** Your assignment **
Pull out every line below containing the word "photo".

** Records shown **

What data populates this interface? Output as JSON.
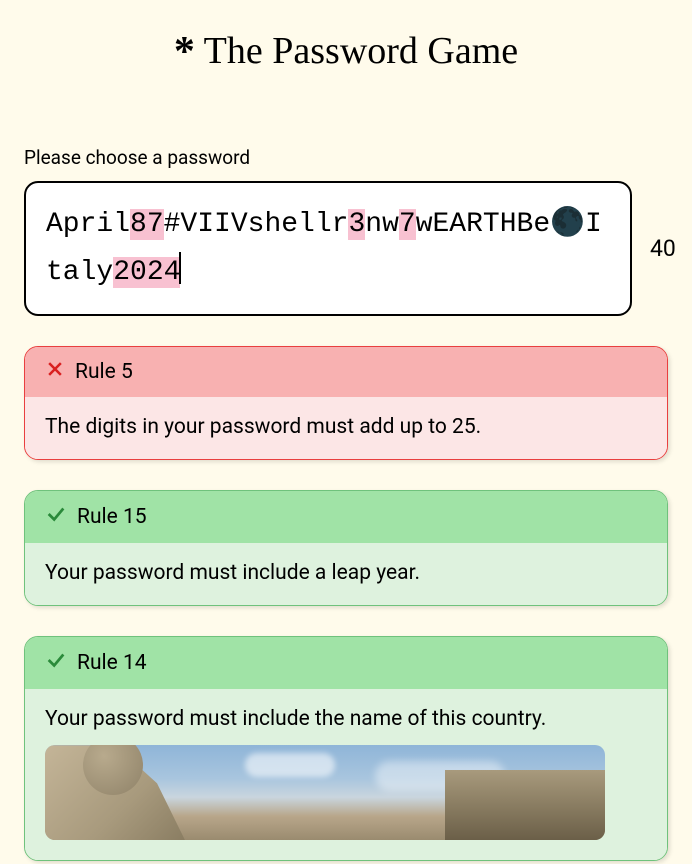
{
  "title": "The Password Game",
  "prompt": "Please choose a password",
  "password": {
    "segments": [
      {
        "text": "April",
        "highlight": false
      },
      {
        "text": "87",
        "highlight": true
      },
      {
        "text": "#VIIVshellr",
        "highlight": false
      },
      {
        "text": "3",
        "highlight": true
      },
      {
        "text": "nw",
        "highlight": false
      },
      {
        "text": "7",
        "highlight": true
      },
      {
        "text": "wEARTHBe🌑Italy",
        "highlight": false
      },
      {
        "text": "2024",
        "highlight": true
      }
    ],
    "length": 40
  },
  "rules": [
    {
      "number": "Rule 5",
      "status": "fail",
      "text": "The digits in your password must add up to 25."
    },
    {
      "number": "Rule 15",
      "status": "pass",
      "text": "Your password must include a leap year."
    },
    {
      "number": "Rule 14",
      "status": "pass",
      "text": "Your password must include the name of this country.",
      "has_image": true
    }
  ]
}
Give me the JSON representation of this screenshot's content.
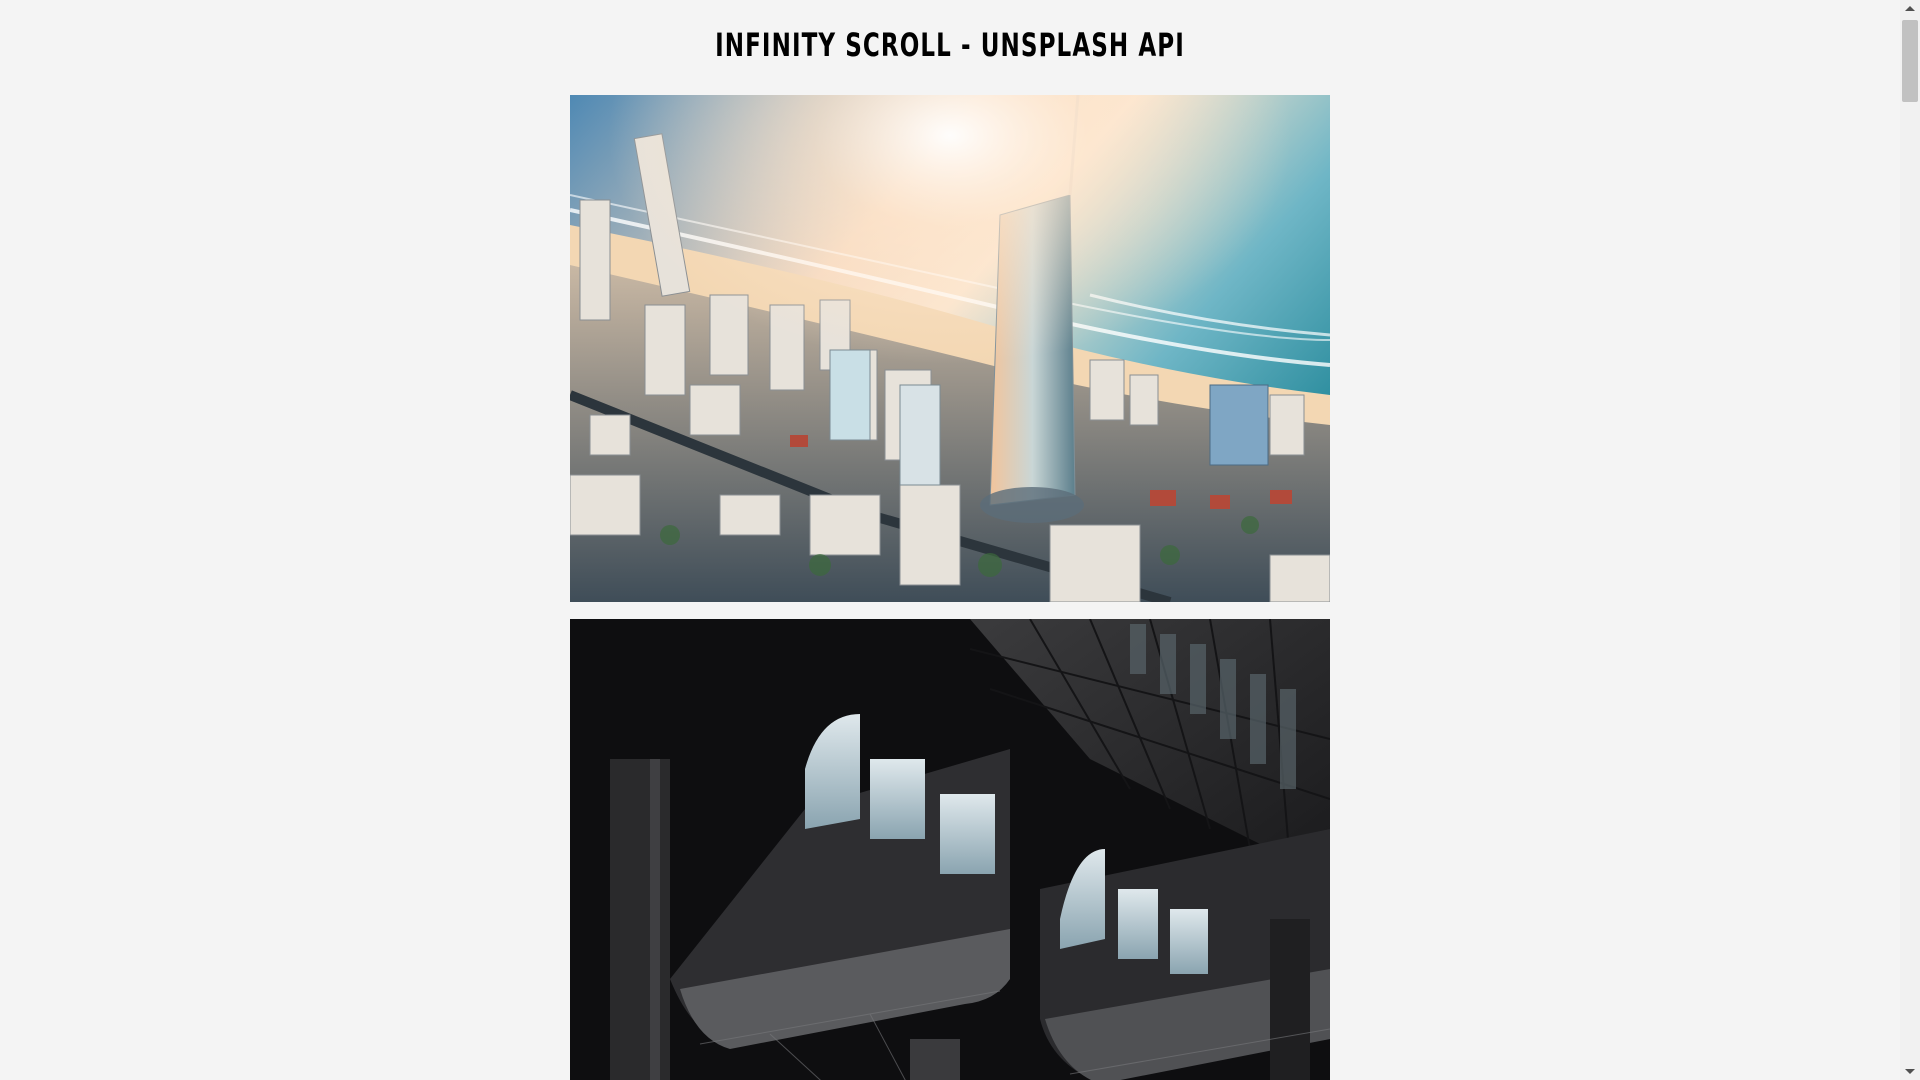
{
  "page": {
    "title": "INFINITY SCROLL - UNSPLASH API"
  },
  "images": [
    {
      "name": "photo-aerial-coastal-city"
    },
    {
      "name": "photo-dark-building-facade"
    }
  ],
  "colors": {
    "background": "#f4f4f4",
    "title": "#000000"
  }
}
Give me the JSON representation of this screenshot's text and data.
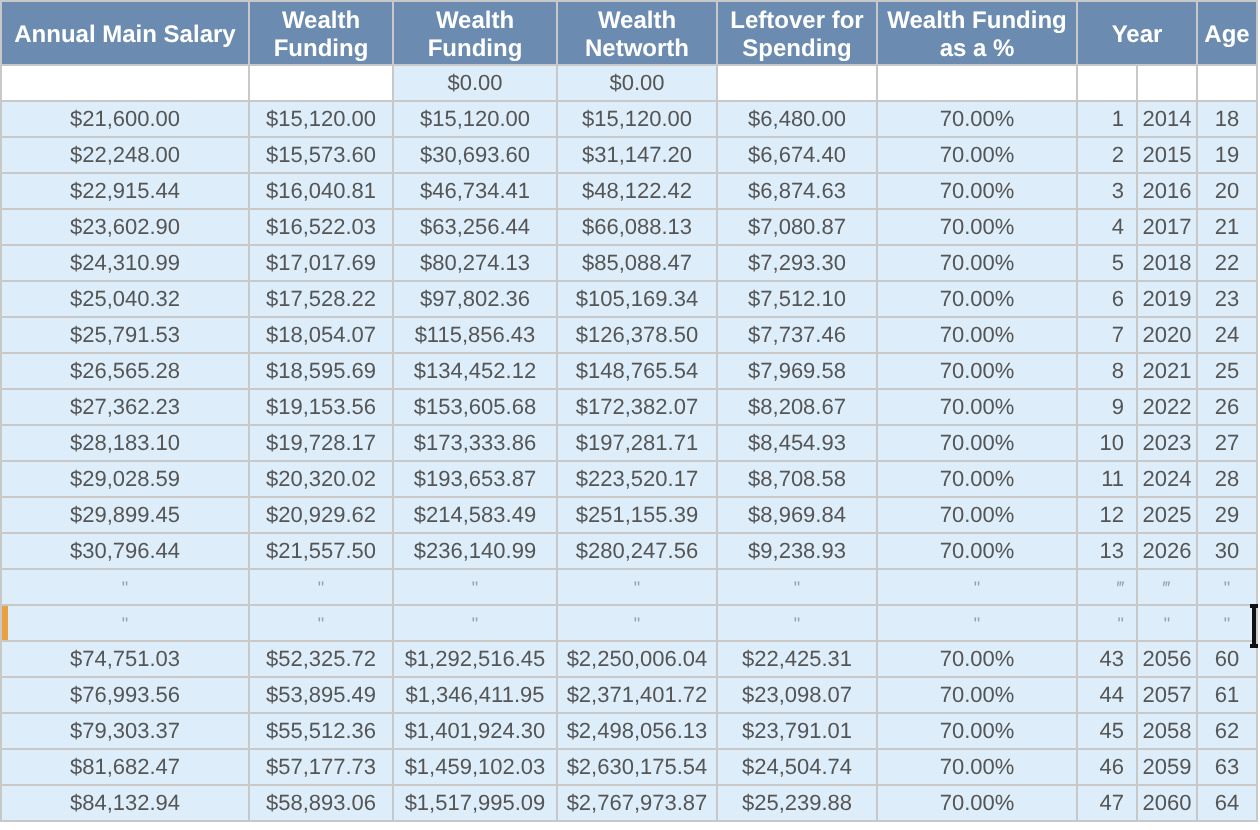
{
  "columns": [
    {
      "label": "Annual Main Salary",
      "kind": "single"
    },
    {
      "label": "Wealth Funding",
      "kind": "single"
    },
    {
      "label": "Wealth Funding",
      "kind": "single"
    },
    {
      "label": "Wealth Networth",
      "kind": "single"
    },
    {
      "label": "Leftover for Spending",
      "kind": "single"
    },
    {
      "label": "Wealth Funding as a %",
      "kind": "single"
    },
    {
      "label": "Year",
      "kind": "double"
    },
    {
      "label": "Age",
      "kind": "single"
    }
  ],
  "opening": {
    "wealth_funding": "$0.00",
    "wealth_networth": "$0.00"
  },
  "rows": [
    {
      "kind": "data",
      "selected": false,
      "cells": [
        "$21,600.00",
        "$15,120.00",
        "$15,120.00",
        "$15,120.00",
        "$6,480.00",
        "70.00%",
        "1",
        "2014",
        "18"
      ]
    },
    {
      "kind": "data",
      "selected": false,
      "cells": [
        "$22,248.00",
        "$15,573.60",
        "$30,693.60",
        "$31,147.20",
        "$6,674.40",
        "70.00%",
        "2",
        "2015",
        "19"
      ]
    },
    {
      "kind": "data",
      "selected": false,
      "cells": [
        "$22,915.44",
        "$16,040.81",
        "$46,734.41",
        "$48,122.42",
        "$6,874.63",
        "70.00%",
        "3",
        "2016",
        "20"
      ]
    },
    {
      "kind": "data",
      "selected": false,
      "cells": [
        "$23,602.90",
        "$16,522.03",
        "$63,256.44",
        "$66,088.13",
        "$7,080.87",
        "70.00%",
        "4",
        "2017",
        "21"
      ]
    },
    {
      "kind": "data",
      "selected": false,
      "cells": [
        "$24,310.99",
        "$17,017.69",
        "$80,274.13",
        "$85,088.47",
        "$7,293.30",
        "70.00%",
        "5",
        "2018",
        "22"
      ]
    },
    {
      "kind": "data",
      "selected": false,
      "cells": [
        "$25,040.32",
        "$17,528.22",
        "$97,802.36",
        "$105,169.34",
        "$7,512.10",
        "70.00%",
        "6",
        "2019",
        "23"
      ]
    },
    {
      "kind": "data",
      "selected": false,
      "cells": [
        "$25,791.53",
        "$18,054.07",
        "$115,856.43",
        "$126,378.50",
        "$7,737.46",
        "70.00%",
        "7",
        "2020",
        "24"
      ]
    },
    {
      "kind": "data",
      "selected": false,
      "cells": [
        "$26,565.28",
        "$18,595.69",
        "$134,452.12",
        "$148,765.54",
        "$7,969.58",
        "70.00%",
        "8",
        "2021",
        "25"
      ]
    },
    {
      "kind": "data",
      "selected": false,
      "cells": [
        "$27,362.23",
        "$19,153.56",
        "$153,605.68",
        "$172,382.07",
        "$8,208.67",
        "70.00%",
        "9",
        "2022",
        "26"
      ]
    },
    {
      "kind": "data",
      "selected": false,
      "cells": [
        "$28,183.10",
        "$19,728.17",
        "$173,333.86",
        "$197,281.71",
        "$8,454.93",
        "70.00%",
        "10",
        "2023",
        "27"
      ]
    },
    {
      "kind": "data",
      "selected": false,
      "cells": [
        "$29,028.59",
        "$20,320.02",
        "$193,653.87",
        "$223,520.17",
        "$8,708.58",
        "70.00%",
        "11",
        "2024",
        "28"
      ]
    },
    {
      "kind": "data",
      "selected": false,
      "cells": [
        "$29,899.45",
        "$20,929.62",
        "$214,583.49",
        "$251,155.39",
        "$8,969.84",
        "70.00%",
        "12",
        "2025",
        "29"
      ]
    },
    {
      "kind": "data",
      "selected": false,
      "cells": [
        "$30,796.44",
        "$21,557.50",
        "$236,140.99",
        "$280,247.56",
        "$9,238.93",
        "70.00%",
        "13",
        "2026",
        "30"
      ]
    },
    {
      "kind": "ditto",
      "selected": false,
      "cells": [
        "\"",
        "\"",
        "\"",
        "\"",
        "\"",
        "\"",
        "‴",
        "‴",
        "\""
      ]
    },
    {
      "kind": "ditto",
      "selected": true,
      "cells": [
        "\"",
        "\"",
        "\"",
        "\"",
        "\"",
        "\"",
        "\"",
        "\"",
        "\""
      ]
    },
    {
      "kind": "data",
      "selected": false,
      "cells": [
        "$74,751.03",
        "$52,325.72",
        "$1,292,516.45",
        "$2,250,006.04",
        "$22,425.31",
        "70.00%",
        "43",
        "2056",
        "60"
      ]
    },
    {
      "kind": "data",
      "selected": false,
      "cells": [
        "$76,993.56",
        "$53,895.49",
        "$1,346,411.95",
        "$2,371,401.72",
        "$23,098.07",
        "70.00%",
        "44",
        "2057",
        "61"
      ]
    },
    {
      "kind": "data",
      "selected": false,
      "cells": [
        "$79,303.37",
        "$55,512.36",
        "$1,401,924.30",
        "$2,498,056.13",
        "$23,791.01",
        "70.00%",
        "45",
        "2058",
        "62"
      ]
    },
    {
      "kind": "data",
      "selected": false,
      "cells": [
        "$81,682.47",
        "$57,177.73",
        "$1,459,102.03",
        "$2,630,175.54",
        "$24,504.74",
        "70.00%",
        "46",
        "2059",
        "63"
      ]
    },
    {
      "kind": "data",
      "selected": false,
      "cells": [
        "$84,132.94",
        "$58,893.06",
        "$1,517,995.09",
        "$2,767,973.87",
        "$25,239.88",
        "70.00%",
        "47",
        "2060",
        "64"
      ]
    }
  ]
}
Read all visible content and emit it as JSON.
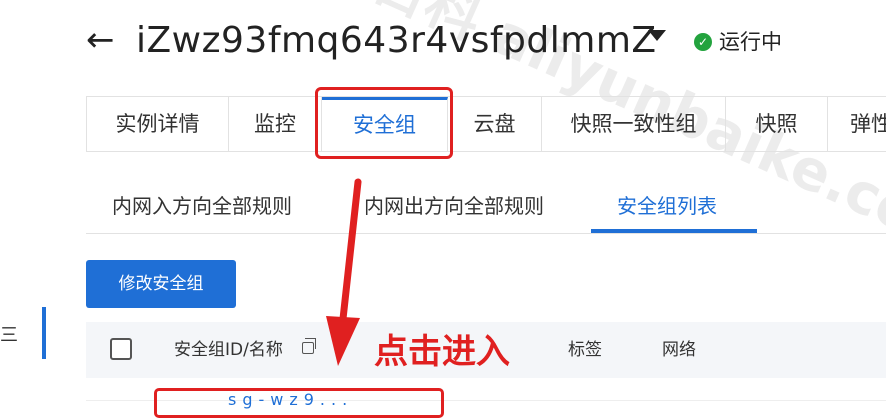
{
  "header": {
    "back_glyph": "←",
    "instance_id": "iZwz93fmq643r4vsfpdlmmZ",
    "status": "运行中",
    "status_color": "#23a33e"
  },
  "tabs": [
    {
      "label": "实例详情"
    },
    {
      "label": "监控"
    },
    {
      "label": "安全组",
      "active": true
    },
    {
      "label": "云盘"
    },
    {
      "label": "快照一致性组"
    },
    {
      "label": "快照"
    },
    {
      "label": "弹性"
    }
  ],
  "subtabs": [
    {
      "label": "内网入方向全部规则"
    },
    {
      "label": "内网出方向全部规则"
    },
    {
      "label": "安全组列表",
      "active": true
    }
  ],
  "actions": {
    "modify_label": "修改安全组"
  },
  "table": {
    "columns": [
      "安全组ID/名称",
      "标签",
      "网络"
    ],
    "partial_row_text": "sg-wz9..."
  },
  "annotation": {
    "text": "点击进入",
    "color": "#e02020"
  },
  "sidebar": {
    "glyph": "三"
  },
  "watermark": {
    "text": "阿里云百科 aliyunbaike.com"
  },
  "colors": {
    "accent": "#1f6fd6",
    "highlight": "#e02020"
  }
}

** Your solution **
      "name": "photo-aerial-coastal-city"
      "name": "photo-dark-building-facade"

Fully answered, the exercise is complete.